“Everybody’s first reaction is just shock,” he said. “Bruce really has been a leader in the community. And I was around when he shaped Bike Week on Beach Street. Everything had been on Main Street till then. And then he reshaped it and spread it to U.S. 1 and to Ormond Beach, to everyone’s benefit.”
Rossmeyer’s heart for children was a big part of his life, local officials say, whether it was contributing and helping to found Camp Boggy Creek for children with life-threatening illnesses or helping the Boys & Girls clubs, including the Rossmeyer Family Holly Hill club, named in his honor.
“He was a champion for kids here,” said Joe Sullivan, chief professional officer for the Boys & Girls Club of Volusia and Flagler Counties. “He overcame some challenges and got in trouble as a young man and said the kids in the club remind him a lot of him.”
He continued serving on the board of Camp Boggy Creek, southwest of DeLand and was excited, officials say, at the June meeting describing the plans for the 15th annual Daytona Harley-Davidson Ride for Children in October.
“We are just heart sick. This is just horrible,” said Sarah Gurtis, spokeswoman for Boggy Creek. “All you had to do was see him around the campers and you knew there was no false smoke. His heart was so focused on those kids.”
In a 2006 interview with the Daytona Beach News-Journal, Rossmeyer said “when you go over there and see the results of those kids who are having such a good time, it just gets into your heart.” NASCAR driver Kyle Petty formed his own camp for children modeled after Camp Boggy Creek after the death of his son. Rossmeyer helped him to form Victory Junction Gang Camp in North Carolina after years of driving with him in the local ride for children. Rossmeyer continued every year to hold similar fundraising rides for Victory Junction and other charities each year.
“You see him on billboards and he’s a big guy, but you have to be that big because he has that much heart inside him,” Petty said. “That is a blow to a lot of people. It is far reaching. He was like a pebble that you drop in the water and the ripple effect goes on and on. His presence is going to be missed not only in the motorcycle industry but the communities he was a part of.”

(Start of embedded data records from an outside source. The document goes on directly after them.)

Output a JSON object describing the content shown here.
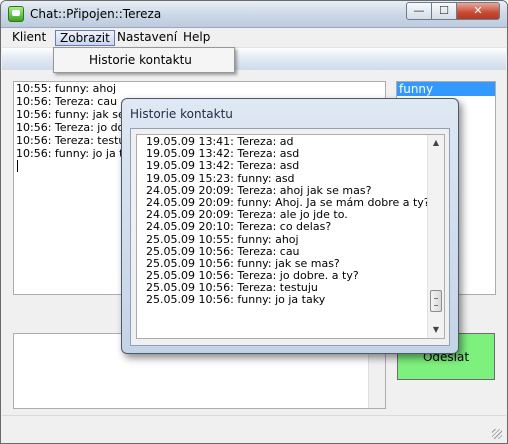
{
  "window": {
    "title": "Chat::Připojen::Tereza",
    "controls": {
      "minimize": "—",
      "maximize": "☐",
      "close": "✕"
    },
    "icon": "chat-app-icon"
  },
  "menu": {
    "items": [
      {
        "label": "Klient"
      },
      {
        "label": "Zobrazit",
        "active": true
      },
      {
        "label": "Nastavení"
      },
      {
        "label": "Help"
      }
    ],
    "dropdown": {
      "items": [
        {
          "label": "Historie kontaktu"
        }
      ]
    }
  },
  "chat": {
    "lines": [
      "10:55: funny: ahoj",
      "10:56: Tereza: cau",
      "10:56: funny: jak se m",
      "10:56: Tereza: jo dobr",
      "10:56: Tereza: testuj",
      "10:56: funny: jo ja tak"
    ]
  },
  "contacts": {
    "items": [
      {
        "label": "funny",
        "selected": true
      }
    ]
  },
  "send_button": {
    "label": "Odeslat",
    "color": "#7ef07e"
  },
  "history_dialog": {
    "title": "Historie kontaktu",
    "lines": [
      "19.05.09 13:41: Tereza: ad",
      "19.05.09 13:42: Tereza: asd",
      "19.05.09 13:42: Tereza: asd",
      "19.05.09 15:23: funny: asd",
      "24.05.09 20:09: Tereza: ahoj jak se mas?",
      "24.05.09 20:09: funny: Ahoj. Ja se mám dobre a ty?",
      "24.05.09 20:09: Tereza: ale jo jde to.",
      "24.05.09 20:10: Tereza: co delas?",
      "25.05.09 10:55: funny: ahoj",
      "25.05.09 10:56: Tereza: cau",
      "25.05.09 10:56: funny: jak se mas?",
      "25.05.09 10:56: Tereza: jo dobre. a ty?",
      "25.05.09 10:56: Tereza: testuju",
      "25.05.09 10:56: funny: jo ja taky"
    ],
    "scrollbar": {
      "up": "▲",
      "down": "▼"
    }
  },
  "colors": {
    "selection": "#3399ff",
    "send": "#7ef07e"
  }
}
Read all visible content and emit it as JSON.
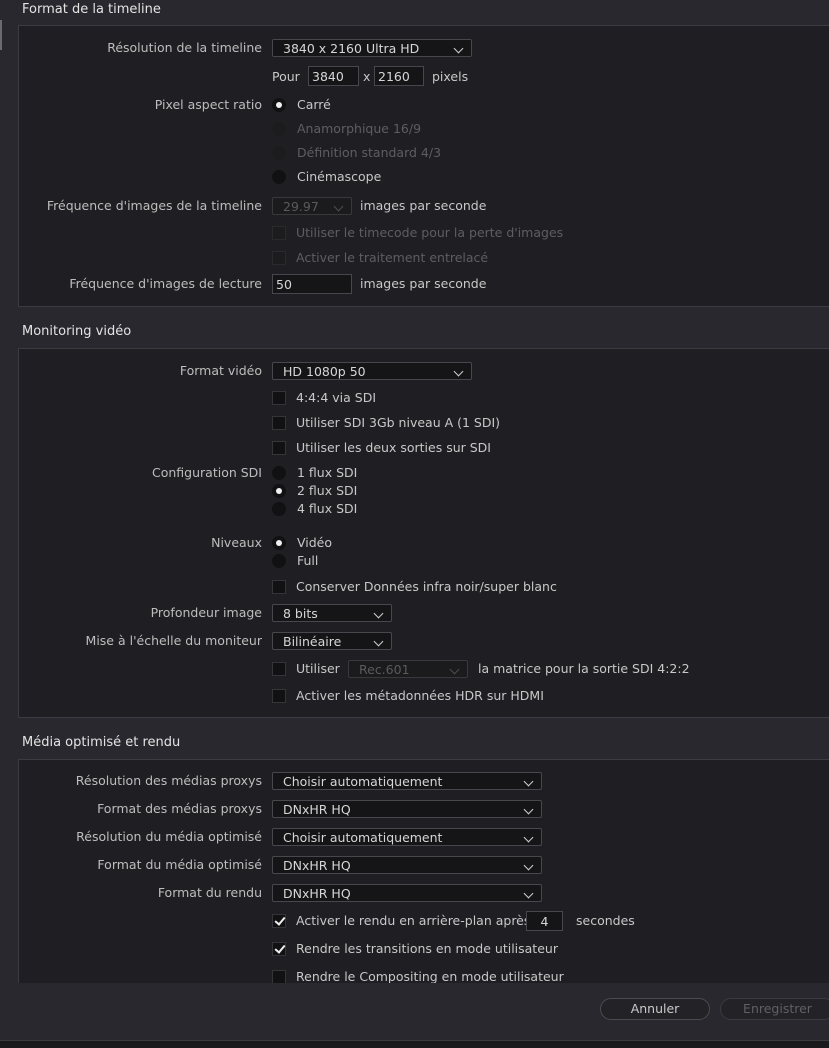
{
  "timeline": {
    "title": "Format de la timeline",
    "resolution_label": "Résolution de la timeline",
    "resolution_value": "3840 x 2160 Ultra HD",
    "pour_label": "Pour",
    "width": "3840",
    "x_label": "x",
    "height": "2160",
    "pixels_label": "pixels",
    "par_label": "Pixel aspect ratio",
    "par_options": [
      "Carré",
      "Anamorphique 16/9",
      "Définition standard 4/3",
      "Cinémascope"
    ],
    "fps_label": "Fréquence d'images de la timeline",
    "fps_value": "29.97",
    "fps_unit": "images par seconde",
    "dropframe_label": "Utiliser le timecode pour la perte d'images",
    "interlace_label": "Activer le traitement entrelacé",
    "playback_fps_label": "Fréquence d'images de lecture",
    "playback_fps_value": "50",
    "playback_fps_unit": "images par seconde"
  },
  "monitoring": {
    "title": "Monitoring vidéo",
    "format_label": "Format vidéo",
    "format_value": "HD 1080p 50",
    "opt_444": "4:4:4 via SDI",
    "opt_3gb": "Utiliser SDI 3Gb niveau A (1 SDI)",
    "opt_both": "Utiliser les deux sorties sur SDI",
    "sdi_label": "Configuration SDI",
    "sdi_options": [
      "1 flux SDI",
      "2 flux SDI",
      "4 flux SDI"
    ],
    "levels_label": "Niveaux",
    "levels_options": [
      "Vidéo",
      "Full"
    ],
    "keep_label": "Conserver Données infra noir/super blanc",
    "depth_label": "Profondeur image",
    "depth_value": "8 bits",
    "scale_label": "Mise à l'échelle du moniteur",
    "scale_value": "Bilinéaire",
    "use_label": "Utiliser",
    "matrix_value": "Rec.601",
    "matrix_suffix": "la matrice pour la sortie SDI 4:2:2",
    "hdr_label": "Activer les métadonnées HDR sur HDMI"
  },
  "media": {
    "title": "Média optimisé et rendu",
    "rows": [
      {
        "label": "Résolution des médias proxys",
        "value": "Choisir automatiquement"
      },
      {
        "label": "Format des médias proxys",
        "value": "DNxHR HQ"
      },
      {
        "label": "Résolution du média optimisé",
        "value": "Choisir automatiquement"
      },
      {
        "label": "Format du média optimisé",
        "value": "DNxHR HQ"
      },
      {
        "label": "Format du rendu",
        "value": "DNxHR HQ"
      }
    ],
    "bg_render_label": "Activer le rendu en arrière-plan après",
    "bg_render_value": "4",
    "bg_render_unit": "secondes",
    "transitions_label": "Rendre les transitions en mode utilisateur",
    "compositing_label": "Rendre le Compositing en mode utilisateur"
  },
  "footer": {
    "cancel": "Annuler",
    "save": "Enregistrer"
  },
  "colors": {
    "background": "#28282e",
    "panel": "#1f1f23",
    "text": "#c9c9c9",
    "disabled": "#5e5e62"
  }
}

Petty said it’s even a bigger blow after Rossmeyer and him also lost a mutual friend last year, Click Baldwin, the owner of the Carlonia Harley-Davidson dealership in Gastonia. He also was headed to the Sturgis Rally on his motorcycle.
Thursday is just the beginning of the 69th Sturgis Motorcycle Rally, which will runs through Aug. 9, said Lonnie Isam, owner of Competition Distribution, who deals in vintage Harley Davidsons and builds 1913 replicas.
Isam’s business is at the heart of the event activity.
“I can see his booth from here,” said Isam, who often raced motorcycles in Daytona Beach. “The event is so large. There will be a half-million people here and I am sure a lot of people will stop by his booth. The word will spread and everybody will be sad.”
Staff Writers Don Lindley, John Gallas, Linda Trimble, Jim Witters, Audrey Parente, Deborah Circelli, Tony Briggs and Dinah Voyles Pulver contributed to this story